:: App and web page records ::
◆ ◆ ◆

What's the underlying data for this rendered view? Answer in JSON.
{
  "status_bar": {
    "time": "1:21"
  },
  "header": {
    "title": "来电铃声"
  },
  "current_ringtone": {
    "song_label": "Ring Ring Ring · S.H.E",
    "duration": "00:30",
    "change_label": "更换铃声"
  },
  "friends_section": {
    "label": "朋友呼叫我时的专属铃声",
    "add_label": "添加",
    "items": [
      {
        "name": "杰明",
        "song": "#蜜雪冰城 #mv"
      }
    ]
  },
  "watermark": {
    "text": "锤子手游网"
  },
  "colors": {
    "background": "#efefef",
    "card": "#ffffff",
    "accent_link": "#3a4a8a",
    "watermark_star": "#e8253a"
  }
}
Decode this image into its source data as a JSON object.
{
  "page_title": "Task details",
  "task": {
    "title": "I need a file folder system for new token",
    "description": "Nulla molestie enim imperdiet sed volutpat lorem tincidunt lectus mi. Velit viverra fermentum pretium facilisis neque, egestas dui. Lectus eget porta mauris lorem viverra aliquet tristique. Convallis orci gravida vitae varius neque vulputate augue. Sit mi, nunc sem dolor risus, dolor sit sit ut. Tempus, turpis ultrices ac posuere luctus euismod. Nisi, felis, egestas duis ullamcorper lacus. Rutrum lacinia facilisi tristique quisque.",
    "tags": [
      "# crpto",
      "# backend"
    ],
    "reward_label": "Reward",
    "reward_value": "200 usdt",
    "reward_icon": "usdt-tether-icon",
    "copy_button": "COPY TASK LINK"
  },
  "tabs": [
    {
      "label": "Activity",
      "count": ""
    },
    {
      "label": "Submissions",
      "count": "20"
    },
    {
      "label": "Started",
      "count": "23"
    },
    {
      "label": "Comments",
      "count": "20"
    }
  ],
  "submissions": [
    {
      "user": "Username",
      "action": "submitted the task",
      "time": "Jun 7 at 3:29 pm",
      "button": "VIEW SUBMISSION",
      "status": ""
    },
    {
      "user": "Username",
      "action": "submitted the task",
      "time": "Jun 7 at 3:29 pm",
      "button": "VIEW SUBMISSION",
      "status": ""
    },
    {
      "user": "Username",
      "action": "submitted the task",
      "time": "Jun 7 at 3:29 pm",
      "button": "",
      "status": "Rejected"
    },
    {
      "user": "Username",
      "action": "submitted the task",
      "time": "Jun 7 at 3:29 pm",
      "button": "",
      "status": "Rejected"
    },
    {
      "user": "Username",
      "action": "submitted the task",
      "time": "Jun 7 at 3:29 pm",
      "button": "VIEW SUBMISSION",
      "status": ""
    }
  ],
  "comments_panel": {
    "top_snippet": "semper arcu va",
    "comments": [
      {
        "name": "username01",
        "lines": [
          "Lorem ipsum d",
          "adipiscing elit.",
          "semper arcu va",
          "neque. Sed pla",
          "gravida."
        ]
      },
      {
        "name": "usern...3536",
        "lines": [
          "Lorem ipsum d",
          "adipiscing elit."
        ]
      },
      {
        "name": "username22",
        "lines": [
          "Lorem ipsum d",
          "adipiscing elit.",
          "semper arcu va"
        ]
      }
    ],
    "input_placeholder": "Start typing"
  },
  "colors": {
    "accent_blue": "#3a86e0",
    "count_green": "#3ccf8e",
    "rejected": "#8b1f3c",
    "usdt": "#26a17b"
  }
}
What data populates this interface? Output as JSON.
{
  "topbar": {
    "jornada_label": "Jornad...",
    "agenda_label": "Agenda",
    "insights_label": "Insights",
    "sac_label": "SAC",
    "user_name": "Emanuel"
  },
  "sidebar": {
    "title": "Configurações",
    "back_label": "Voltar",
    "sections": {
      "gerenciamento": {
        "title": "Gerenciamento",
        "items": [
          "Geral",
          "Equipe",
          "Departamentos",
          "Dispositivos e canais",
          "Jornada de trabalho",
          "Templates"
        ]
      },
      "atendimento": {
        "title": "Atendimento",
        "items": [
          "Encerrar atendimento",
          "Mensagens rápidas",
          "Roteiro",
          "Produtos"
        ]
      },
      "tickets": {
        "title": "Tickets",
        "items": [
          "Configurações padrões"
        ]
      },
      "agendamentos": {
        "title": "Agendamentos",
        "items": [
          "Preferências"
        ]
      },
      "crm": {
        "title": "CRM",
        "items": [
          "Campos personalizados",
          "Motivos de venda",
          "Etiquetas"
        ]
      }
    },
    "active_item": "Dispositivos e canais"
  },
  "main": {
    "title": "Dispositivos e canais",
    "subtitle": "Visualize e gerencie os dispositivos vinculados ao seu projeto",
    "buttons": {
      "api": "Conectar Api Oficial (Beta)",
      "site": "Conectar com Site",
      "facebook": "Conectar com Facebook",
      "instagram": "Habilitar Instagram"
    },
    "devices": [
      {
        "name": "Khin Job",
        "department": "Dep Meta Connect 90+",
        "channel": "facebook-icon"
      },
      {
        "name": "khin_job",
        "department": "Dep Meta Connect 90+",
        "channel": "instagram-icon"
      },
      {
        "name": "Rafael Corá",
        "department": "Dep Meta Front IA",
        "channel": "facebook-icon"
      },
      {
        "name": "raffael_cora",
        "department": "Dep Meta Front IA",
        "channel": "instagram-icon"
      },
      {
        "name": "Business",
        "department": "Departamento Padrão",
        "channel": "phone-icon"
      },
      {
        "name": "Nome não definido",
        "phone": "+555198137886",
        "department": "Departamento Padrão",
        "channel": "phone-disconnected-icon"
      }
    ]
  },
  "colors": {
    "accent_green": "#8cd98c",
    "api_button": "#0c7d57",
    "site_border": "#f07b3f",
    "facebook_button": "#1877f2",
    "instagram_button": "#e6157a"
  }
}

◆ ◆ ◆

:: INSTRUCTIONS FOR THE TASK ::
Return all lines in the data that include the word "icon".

:: TASK OUTPUT ::
    "reward_icon": "usdt-tether-icon",
        "channel": "facebook-icon"
        "channel": "instagram-icon"
        "channel": "facebook-icon"
        "channel": "instagram-icon"
        "channel": "phone-icon"
        "channel": "phone-disconnected-icon"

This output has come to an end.